I have been warning of the perilous position of Italy's Unicredit (OTCPK:UNCFF) for some time now (see this initial EU Bonds post, or the earlier history of the Unicredit problem, here, here, here, here, and here). Well today the story took another turn for the worse.
It all started yesterday when Bloomberg came in with a report about Unicredit's eastern exposure, outlining how a decade long expanison, which saw more than $65 billion of acquisitions in operations stretching from Poland to Kazakhstan, is now alarming analysts who forecast that loan defaults in eastern Europe, where the bank focused its growth, are set to balloon. Unicredit's stock is down 76 percent in the past 12 months, the second-biggest decline among Italian banks.
“Eastern Europe is the new bogeyman,” said Massimiliano Romano, an analyst at Concentric Italy in Milan. “UniCredit has subsidiaries in 17 different countries there. We used to see that as diversification, now we see it as a risk.”

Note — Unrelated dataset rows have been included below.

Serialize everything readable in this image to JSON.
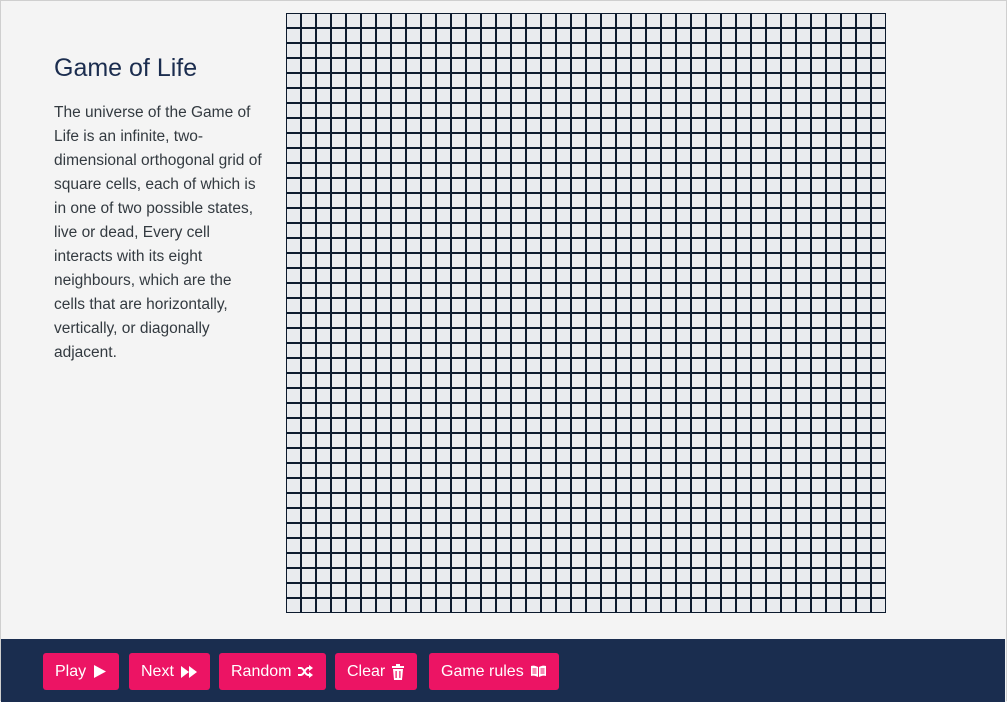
{
  "info": {
    "title": "Game of Life",
    "description": "The universe of the Game of Life is an infinite, two-dimensional orthogonal grid of square cells, each of which is in one of two possible states, live or dead, Every cell interacts with its eight neighbours, which are the cells that are horizontally, vertically, or diagonally adjacent."
  },
  "grid": {
    "rows": 40,
    "cols": 40,
    "live_cells": [],
    "dead_color": "#e9ebee",
    "live_color": "#ec1464",
    "border_color": "#0d1b2e"
  },
  "toolbar": {
    "background": "#1a2d4f",
    "button_color": "#ec1464",
    "buttons": [
      {
        "label": "Play",
        "icon": "play-icon"
      },
      {
        "label": "Next",
        "icon": "fast-forward-icon"
      },
      {
        "label": "Random",
        "icon": "shuffle-icon"
      },
      {
        "label": "Clear",
        "icon": "trash-icon"
      },
      {
        "label": "Game rules",
        "icon": "book-icon"
      }
    ]
  }
}
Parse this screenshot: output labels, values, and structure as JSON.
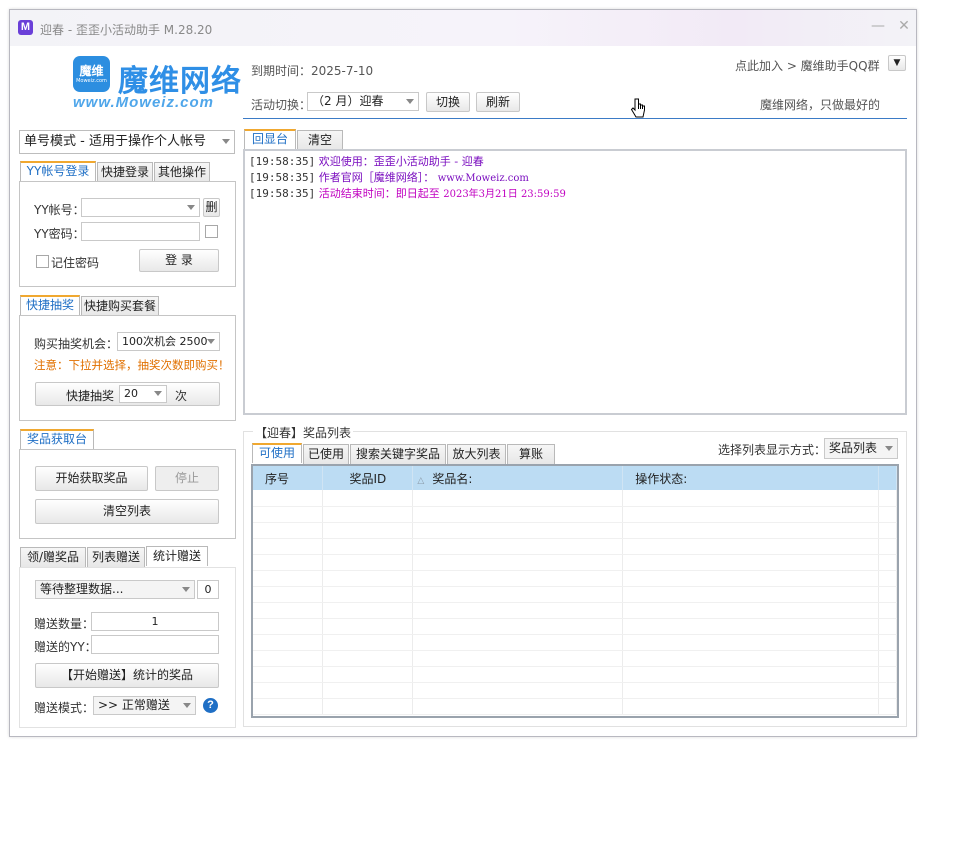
{
  "window": {
    "title": "迎春 - 歪歪小活动助手 M.28.20",
    "icon_letter": "M",
    "minimize_label": "—",
    "close_label": "✕"
  },
  "logo": {
    "box_text": "魔维",
    "box_small": "Moweiz.com",
    "cn": "魔维网络",
    "en": "www.Moweiz.com"
  },
  "header": {
    "expiry": "到期时间：2025-7-10",
    "activity_label": "活动切换：",
    "activity_value": "（2 月）迎春",
    "switch_button": "切换",
    "refresh_button": "刷新",
    "join_link": "点此加入 > 魔维助手QQ群",
    "slogan": "魔维网络，只做最好的"
  },
  "mode_select": "单号模式 - 适用于操作个人帐号",
  "login": {
    "tabs": [
      "YY帐号登录",
      "快捷登录",
      "其他操作"
    ],
    "account_label": "YY帐号：",
    "account_value": "",
    "delete_button": "删",
    "password_label": "YY密码：",
    "password_value": "",
    "remember_label": "记住密码",
    "login_button": "登 录"
  },
  "lottery": {
    "tabs": [
      "快捷抽奖",
      "快捷购买套餐"
    ],
    "buy_label": "购买抽奖机会：",
    "buy_value": "100次机会 2500",
    "note": "注意：下拉并选择，抽奖次数即购买！",
    "draw_button": "快捷抽奖",
    "draw_count": "20",
    "times_label": "次"
  },
  "prize_fetch": {
    "tab": "奖品获取台",
    "start_button": "开始获取奖品",
    "stop_button": "停止",
    "clear_button": "清空列表"
  },
  "gift": {
    "tabs": [
      "领/赠奖品",
      "列表赠送",
      "统计赠送"
    ],
    "status_select": "等待整理数据...",
    "status_count": "0",
    "quantity_label": "赠送数量：",
    "quantity_value": "1",
    "target_label": "赠送的YY：",
    "target_value": "",
    "start_button": "【开始赠送】统计的奖品",
    "mode_label": "赠送模式：",
    "mode_value": ">> 正常赠送",
    "help_icon": "?"
  },
  "console": {
    "tabs": [
      "回显台",
      "清空"
    ],
    "lines": [
      {
        "time": "[19:58:35]",
        "text": "欢迎使用：歪歪小活动助手 - 迎春",
        "extra": ""
      },
      {
        "time": "[19:58:35]",
        "text": "作者官网［魔维网络］：",
        "extra": "www.Moweiz.com"
      },
      {
        "time": "[19:58:35]",
        "text": "活动结束时间：即日起至 ",
        "extra": "2023年3月21日 23:59:59"
      }
    ]
  },
  "prize_list": {
    "title": "【迎春】奖品列表",
    "tabs": [
      "可使用",
      "已使用",
      "搜索关键字奖品",
      "放大列表",
      "算账"
    ],
    "display_label": "选择列表显示方式：",
    "display_value": "奖品列表",
    "columns": [
      "序号",
      "奖品ID",
      "奖品名:",
      "操作状态:"
    ],
    "sort_icon": "△"
  },
  "colors": {
    "accent_blue": "#1f6fc5",
    "log_purple": "#7a0dbf",
    "header_blue": "#bcdcf3",
    "warning_orange": "#e07000"
  }
}
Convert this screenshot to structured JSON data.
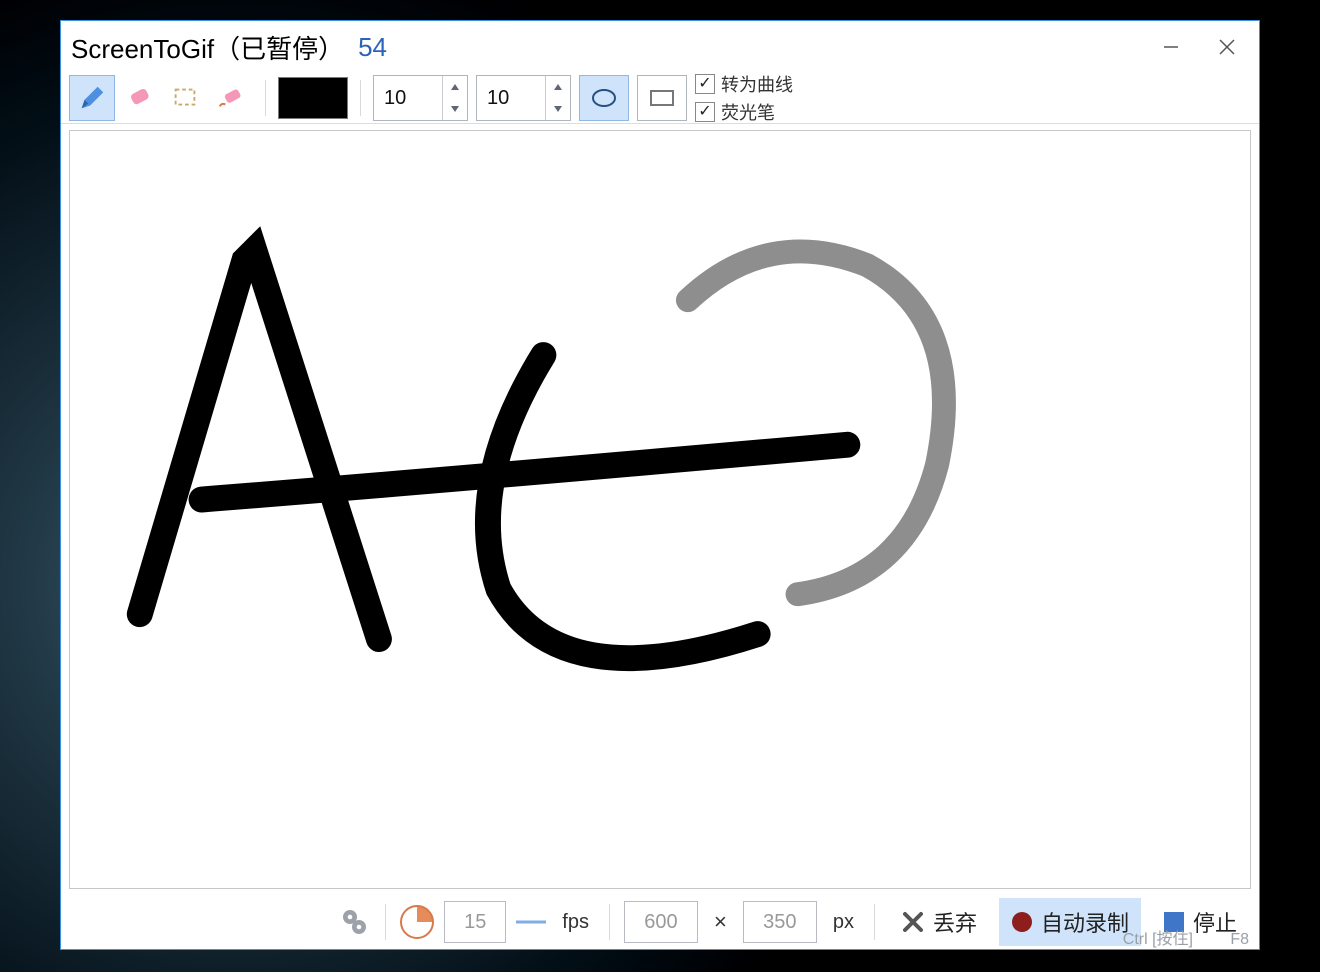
{
  "title": {
    "app_name": "ScreenToGif（已暂停）",
    "frame_count": "54"
  },
  "toolbar": {
    "stroke_width_value": "10",
    "eraser_width_value": "10",
    "color_hex": "#000000",
    "checkbox_curve_label": "转为曲线",
    "checkbox_highlighter_label": "荧光笔",
    "checkbox_curve_checked": true,
    "checkbox_highlighter_checked": true
  },
  "status": {
    "fps_value": "15",
    "fps_label": "fps",
    "width_value": "600",
    "height_value": "350",
    "size_unit": "px",
    "times_symbol": "×",
    "discard_label": "丢弃",
    "auto_record_label": "自动录制",
    "stop_label": "停止",
    "ctrl_hint": "Ctrl [按住]",
    "hotkey_hint": "F8"
  }
}
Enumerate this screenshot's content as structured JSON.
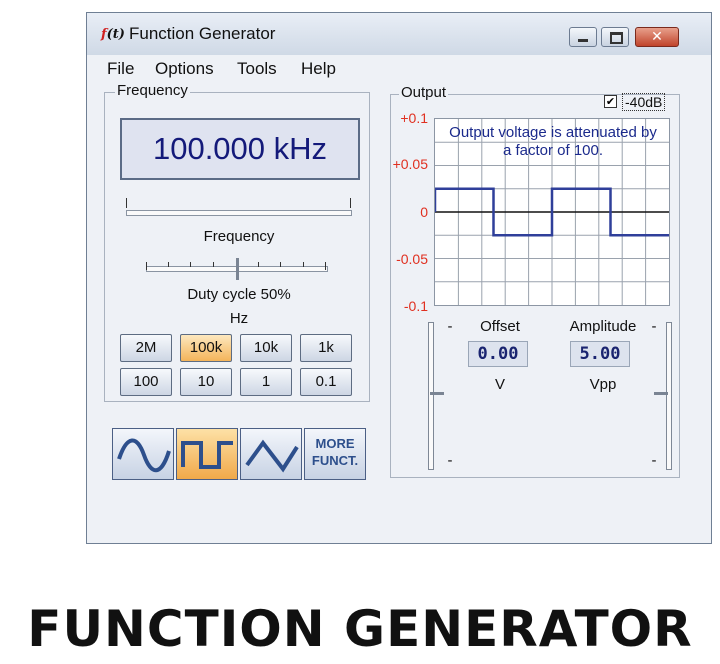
{
  "window": {
    "title": "Function Generator",
    "icon_text_f": "f",
    "icon_text_t": "(t)"
  },
  "menu": [
    "File",
    "Options",
    "Tools",
    "Help"
  ],
  "frequency": {
    "group_label": "Frequency",
    "display": "100.000 kHz",
    "slider_label": "Frequency",
    "duty_label": "Duty cycle 50%",
    "duty_value_percent": 50,
    "units_label": "Hz",
    "range_buttons": [
      "2M",
      "100k",
      "10k",
      "1k",
      "100",
      "10",
      "1",
      "0.1"
    ],
    "selected_range": "100k"
  },
  "waveforms": {
    "buttons": [
      "sine-wave-icon",
      "square-wave-icon",
      "triangle-wave-icon"
    ],
    "selected": "square-wave-icon",
    "more_line1": "MORE",
    "more_line2": "FUNCT."
  },
  "output": {
    "group_label": "Output",
    "attenuation_label": "-40dB",
    "attenuation_checked": true,
    "note": "Output voltage is attenuated by a factor of 100.",
    "y_ticks": [
      "+0.1",
      "+0.05",
      "0",
      "-0.05",
      "-0.1"
    ],
    "offset_label": "Offset",
    "offset_value": "0.00",
    "offset_unit": "V",
    "amplitude_label": "Amplitude",
    "amplitude_value": "5.00",
    "amplitude_unit": "Vpp",
    "slider_minus": "-"
  },
  "chart_data": {
    "type": "line",
    "ylim": [
      -0.1,
      0.1
    ],
    "series": [
      {
        "x": [
          0,
          0,
          2.5,
          2.5,
          5,
          5,
          7.5,
          7.5,
          10
        ],
        "y": [
          0,
          0.025,
          0.025,
          -0.025,
          -0.025,
          0.025,
          0.025,
          -0.025,
          -0.025
        ]
      }
    ],
    "grid": true
  },
  "colors": {
    "trace": "#2f3f9a",
    "axis_text": "#e03020",
    "accent": "#f0a94a"
  },
  "caption": "FUNCTION GENERATOR"
}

Then came the news again yesterday, that the bank had suffered a 57 percent decline in fourth-quarter profit. Finally this morning, the bank informed us that they are planning to ask for as much as 4 billion euros in government aid. In fact, the earning results were not as bad as some analysts had been forecasting, but then these results are for 2008, which, as the company said in its statement, was still a “very good year” in eastern Europe. 2009 looks set to be significantly worse. As Unicredit CEO Alessandro Profumo said, the bank is "monitoring countries including Ukraine very closely."
In fact, the bank is going to apply for aid in both Austria and Italy, and this is not surprising since according to a statement from the Bank of Italy earlier this week, Italy's national debt climbed to 105.8 percent of gross domestic product at the end of last year, up from 103.5% in December 2007. So the credit rating agencies' patience is already being badly strained, even if the quality of their mercy might not be.
Oh, and just to cap it all off, HVB Group, Unicredit's German banking unit, announced this morning that they had a loss of 671 million euros last year because of writedowns on investments and higher provisions for risky loans. HVB’s trading results were “severely affected by the extreme market turmoil which intensified in the fourth quarter of 2008,” according to the company statement.
Basically, this is that well known proverbial situation, where Europe's leaders twiddle their thumbs, while Rome, almost literally, burns.